- In patients without prior CABG, the rate of the primary endpoint at 7 years was 30.9% with simvastatin/ezetimibe and 32.2% with simvastatin/placebo (HR: 0.96; 95% CI: 0.90–1.01; ARD: 1.3%; 95% CI: 0–2.6%; P interaction by prior CABG status =0.02).
- There were no significant differences in liver function tests, creatinine kinase levels, gall-bladder related adverse events, rhabdomyolysis, or cancer between patients treated with simvastatin/placebo vs. simvastatin/ezetimibe, in patients with or without prior CABG.
In an analysis of the IMPROVE-IT study, ACS patients with a history of CABG had a greater clinical benefit of ezetimibe therapy on top of statin versus placebo, compared with patients without CABG. These findings support the hypothesis that intensive, dual lipid-lowering therapy is more effective in CABG patients at increased risk for recurrent events.
In their editorial article, Jacoby and Rader state that the current report by the TIMI group published in the European Heart Journal provides the strongest evidence yet that treating the highest risk patients more aggressively confers greater benefit. They argue that the results might be reasonably applied to other very high-risk patients, despite the study limitations that include:

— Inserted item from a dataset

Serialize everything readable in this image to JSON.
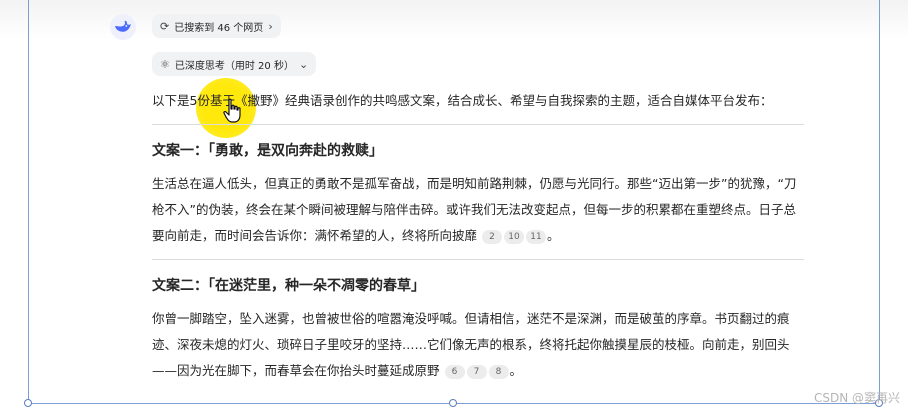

- The lack of subgroup analyses based on the comorbidities of CABG patients, including prior MI, HF, DM, hypertension and PAD.
- The lack of similar data on stable CABG patients, or high-risk patients with other co-morbidities but without ACS.
Finally they reach five conclusions:
‘(1) CABG patients, especially those who experience a subsequent event, have very high-residual risk, even on ‘optimal’ medical therapy; (2) Implementation of current guidelines in clinical practice focused on high-intensity statin therapy has not resulted in achievement of the aggressive LDL-C goals or elimination of recurrent CV events; (3) The addition of ezetimibe in CABG patients with subsequent ACS to lower the LDL-C from >70 mg/dL to ~55 mg/dL resulted in an 8% absolute risk reduction, with a highly favourable number needed to treat of 11; (4) An LDL-C goal of ~50 mg/dL should be considered for CABG patients who have progression to an ACS event (and potentially for very high-risk patients in general); (5) Whether different pharmacologic classes that lower LDL-C provide similar benefits remains uncertain, but is increasingly likely given the positive results for both statins and now ezetimibe. For now, statins remain first line agents for LDL-C reduction, and ezetimibe serves as the second line agent for high-risk patients and those who require additional LDL-C reduction.’